There were some who were sufficiently savvy about the fickle and punitive aspects of popular culture to fear for her early on. In her recent book Why Sinéad O’Connor Matters, Allyson McCabe observes that the New York Times music critic Jon Pareles was full of praise for O’Connor in the wake of her first album in 1987, commending her for defying “rock’s usual roles for women, including flirt, sensitive soul, tough gal, and one of the boys, by claiming and transforming them.” McCabe then goes on to write: “But Pareles also saw something else in O’Connor’s music: the threat she represented to the industry and society. He was the first to anticipate the coming backlash, predicting that she may well go on to become a “rock-‘n’-roll Cassandra.”

The most infamous of her épater les bourgeois gestures, one that created waves of shock and outrage that kept coming, occurred during her October 3, 1992, appearance on Saturday Night Live. O’Connor sang an a cappella cover of Bob Marley’s “War” for the night’s closing performance. But she suddenly made a detour at the end of the song, replacing some lyrics with the words “child abuse.” Then, looking directly into the camera, she held up a photo of the much-loved Pope John Paul II, and tore it into pieces, declaring, “Fight the real enemy.”

The reaction was swift and forceful, beginning with SNL producer Lorne Michaels reportedly ordering that the “Applause” sign in the studio be turned off, leading to silence in the room. NBC permanently banned O’Connor, and SNL made her the butt of jokes for weeks to come, beginning with Joe Pesci, who appeared as host the following Saturday and said, “If it was my show, I would have gave her such a smack.” Some weeks later, she was booed at a Bob Dylan tribute concert at Madison Square Garden, where she was scheduled to perform “I Believe in You” but once again performed “War.” Her bond with her audience, which had helped sustain her and prop up her always shaky self-confidence (“I couldn’t understand why anyone liked my records,” she tells Ferguson in the documentary), was fast fraying. And yet, despite the emotional pain this overwhelmingly negative response induced—“I regret,” she said, “that people treat me like shit”—she bravely stuck to her guns, observing in Rememberings that her protest against the Catholic Church served her larger intentions: “I feel that having a No 1 record derailed my career,” she wrote. “And my tearing the photo put me back on the right track.”
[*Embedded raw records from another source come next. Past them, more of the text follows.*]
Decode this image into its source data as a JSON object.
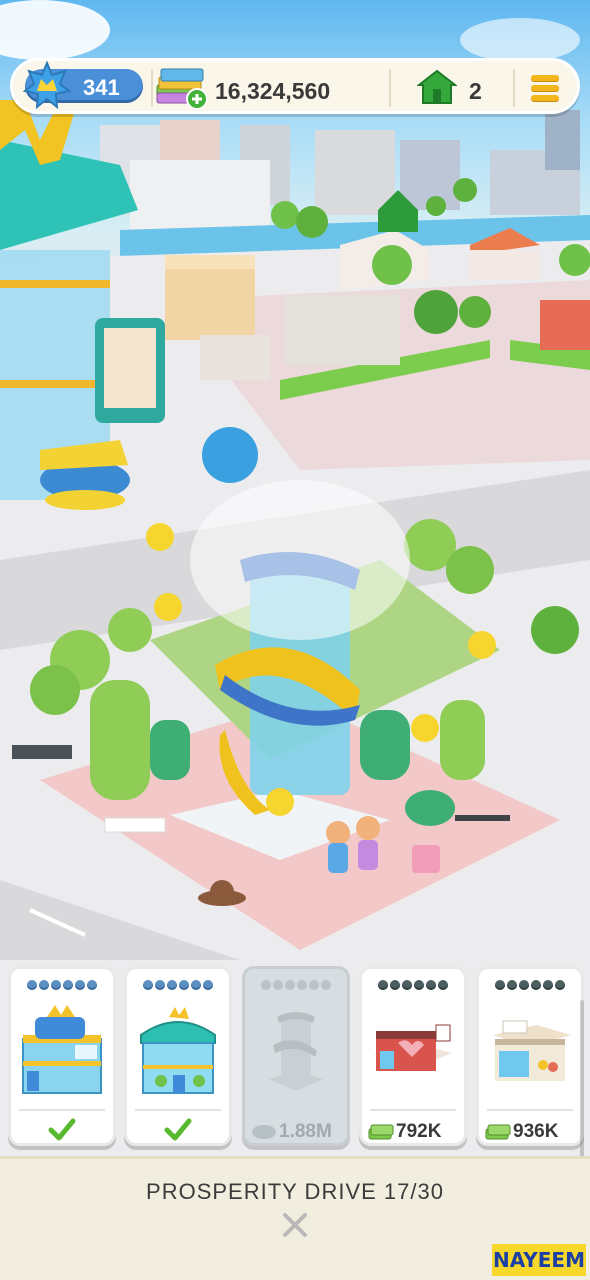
{
  "hud": {
    "level": "341",
    "cash": "16,324,560",
    "houses": "2",
    "icons": {
      "level": "star-badge-icon",
      "cash": "cash-stack-add-icon",
      "houses": "green-house-icon",
      "menu": "hamburger-menu-icon"
    }
  },
  "cards": [
    {
      "name": "shopping-mall",
      "dots": 6,
      "status": "built",
      "icon": "checkmark-icon"
    },
    {
      "name": "glass-building",
      "dots": 6,
      "status": "built",
      "icon": "checkmark-icon"
    },
    {
      "name": "fountain",
      "dots": 6,
      "status": "locked",
      "price": "1.88M"
    },
    {
      "name": "cafe-shop",
      "dots": 6,
      "status": "available",
      "price": "792K"
    },
    {
      "name": "market-stall",
      "dots": 6,
      "status": "available",
      "price": "936K"
    }
  ],
  "panel": {
    "title": "PROSPERITY DRIVE 17/30",
    "close_icon": "close-x-icon"
  },
  "watermark": "NAYEEM",
  "colors": {
    "hud_bg": "#fbf6ea",
    "level_pill": "#4a8fd8",
    "accent_yellow": "#f2b51c",
    "check_green": "#58b82e",
    "panel_bg": "#f2eedf"
  }
}
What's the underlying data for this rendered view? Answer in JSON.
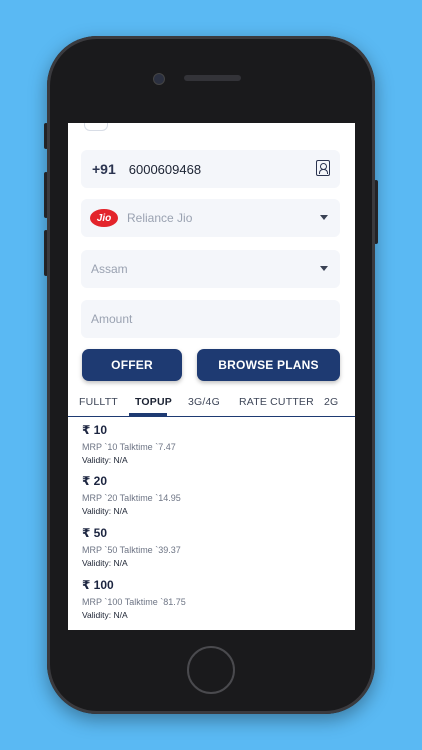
{
  "form": {
    "country_code": "+91",
    "mobile_number": "6000609468",
    "operator_logo_text": "Jio",
    "operator": "Reliance Jio",
    "state": "Assam",
    "amount_placeholder": "Amount"
  },
  "buttons": {
    "offer": "OFFER",
    "browse_plans": "BROWSE PLANS"
  },
  "tabs": [
    {
      "label": "FULLTT",
      "active": false
    },
    {
      "label": "TOPUP",
      "active": true
    },
    {
      "label": "3G/4G",
      "active": false
    },
    {
      "label": "RATE CUTTER",
      "active": false
    },
    {
      "label": "2G",
      "active": false
    }
  ],
  "plans": [
    {
      "price": "₹ 10",
      "description": "MRP `10 Talktime `7.47",
      "validity": "Validity: N/A"
    },
    {
      "price": "₹ 20",
      "description": "MRP `20 Talktime `14.95",
      "validity": "Validity: N/A"
    },
    {
      "price": "₹ 50",
      "description": "MRP `50 Talktime `39.37",
      "validity": "Validity: N/A"
    },
    {
      "price": "₹ 100",
      "description": "MRP `100 Talktime `81.75",
      "validity": "Validity: N/A"
    }
  ],
  "colors": {
    "background": "#5ab9f3",
    "primary": "#1e3a72",
    "jio_red": "#e3242b",
    "field_bg": "#f4f6fa"
  }
}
In the wake of her death, the tributes and memorial gatherings have been pouring in. The president of Ireland attended her funeral on Tuesday, along with Bono. The disdain is all gone, and in its place is a kind of honoring that verges on reverence. One wonders what O’Connor, who was apparently shy and demure in person, flashing her abashed smile at interviewers, would have made of all this—whether it would have brought her solace or struck her as hypocritical. There is no doubt that she was a buffeted and tormented soul who had a need to tell her traumatic story over and over again: “I’m a battered child,” she declared in Ferguson’s documentary, “and the whole bloody world is going to know about it.”

But she was also a survivor, infused with a kind of daring that required resilience as well as guts. One might say, as Auden did of Yeats, that mad Ireland hurt her into song, not to overlook her mother. She believed that “an artist’s job is sometimes to create difficult conversations that need to be had.” Perhaps we weren’t ready for her kind of truth-telling. Perhaps we never will be.